"We’ve been routinely starting anticoagulation therapy on patients diagnosed with an acute coronary syndrome for a couple decades. The evidence from the preceding era is clear – patients treated with anticoagulation plus aspirin are at much lower risk for subsequent ischemic events than those treated with aspirin alone.
However, these trials are not generalizable to most modern care for ACS. For example, the FRISC and ATACS trial discharged patients with nSTEMI or unstable angina with continued anticoagulation for weeks to months. Revascularization procedures were performed only as rescue therapy, rather than the routine early invasive strategies in use today. Dual anti-platelet and other adjunctive therapies were unavailable. So – do we actually still need the heparin?

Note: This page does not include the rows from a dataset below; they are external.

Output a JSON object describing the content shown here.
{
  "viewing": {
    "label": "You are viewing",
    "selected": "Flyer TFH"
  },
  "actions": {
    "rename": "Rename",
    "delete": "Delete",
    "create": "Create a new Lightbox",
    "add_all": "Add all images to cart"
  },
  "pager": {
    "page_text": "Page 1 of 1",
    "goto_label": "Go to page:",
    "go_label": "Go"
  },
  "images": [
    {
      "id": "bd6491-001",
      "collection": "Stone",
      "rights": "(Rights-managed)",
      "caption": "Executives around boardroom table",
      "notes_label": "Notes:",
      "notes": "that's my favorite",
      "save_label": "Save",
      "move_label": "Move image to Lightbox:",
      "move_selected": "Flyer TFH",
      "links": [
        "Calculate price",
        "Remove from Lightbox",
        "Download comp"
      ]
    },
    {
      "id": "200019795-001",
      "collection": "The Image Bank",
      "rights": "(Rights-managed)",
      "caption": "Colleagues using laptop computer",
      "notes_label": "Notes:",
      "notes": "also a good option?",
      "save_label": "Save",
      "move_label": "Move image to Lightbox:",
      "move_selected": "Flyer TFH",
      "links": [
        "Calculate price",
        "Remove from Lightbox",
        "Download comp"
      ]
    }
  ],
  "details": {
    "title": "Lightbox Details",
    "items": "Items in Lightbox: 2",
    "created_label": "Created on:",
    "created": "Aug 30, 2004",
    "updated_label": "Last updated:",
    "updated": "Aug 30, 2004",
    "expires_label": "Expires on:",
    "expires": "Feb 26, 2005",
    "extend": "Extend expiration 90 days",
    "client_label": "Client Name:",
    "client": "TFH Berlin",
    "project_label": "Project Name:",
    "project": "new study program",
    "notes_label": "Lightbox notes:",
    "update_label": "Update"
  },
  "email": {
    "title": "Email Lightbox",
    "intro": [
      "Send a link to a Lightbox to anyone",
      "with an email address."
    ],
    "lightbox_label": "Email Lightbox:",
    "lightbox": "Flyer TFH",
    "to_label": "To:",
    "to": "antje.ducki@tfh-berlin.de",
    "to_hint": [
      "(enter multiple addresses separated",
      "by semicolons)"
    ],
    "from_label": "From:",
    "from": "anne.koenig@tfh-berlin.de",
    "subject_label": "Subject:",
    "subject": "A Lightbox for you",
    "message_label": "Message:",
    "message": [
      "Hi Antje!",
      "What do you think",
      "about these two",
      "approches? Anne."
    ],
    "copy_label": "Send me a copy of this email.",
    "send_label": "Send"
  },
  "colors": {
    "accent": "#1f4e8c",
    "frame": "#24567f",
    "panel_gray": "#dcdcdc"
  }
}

These authors retrospectively evaluated the association between parenteral anticoagulation therapy and in-hospital death and in-hospital major bleeding. There were 6,804 patients included in their 4-year, multi-center data set, about two-thirds of whom did not receive parenteral anticoagulation prior to PCI. There were small, probably unimportant differences reported between groups, excepting one feature: time to intervention. Time to intervention was a median of 1 day in those managed without anticoagulation versus a median of 3 days in those managed with. Overall, there was no difference in in-hospital death, nor 30-day, 1-year, or 3-year death for those included in long-term follow-up. A handful of cases suffered bleeding complications, with a small absolute excess in those managed with anticoagulation.
This is neither prospective nor a randomized trial, and there could certainly be unexamined confounding baseline characteristics favoring one treatment group over the other. The authors also note bleeding complications could be ameliorated by use of fondaparinux rather than heparinoids, but this would still be moot if there is still no benefit to anticoagulation. Finally, in-hospital mortality is a fabulous patient-oriented endpoint, but it does not tell the entire story with regard to any additional morbidity potentially resulting from anticoagulation being withheld. We should not change practice based on this level of evidence, but these data should prompt further examination and potentially prospective evaluation.
“Association of Parenteral Anticoagulation Therapy With Outcomes in Chinese Patients Undergoing Percutaneous Coronary Intervention for Non–ST-Segment Elevation Acute Coronary Syndrome”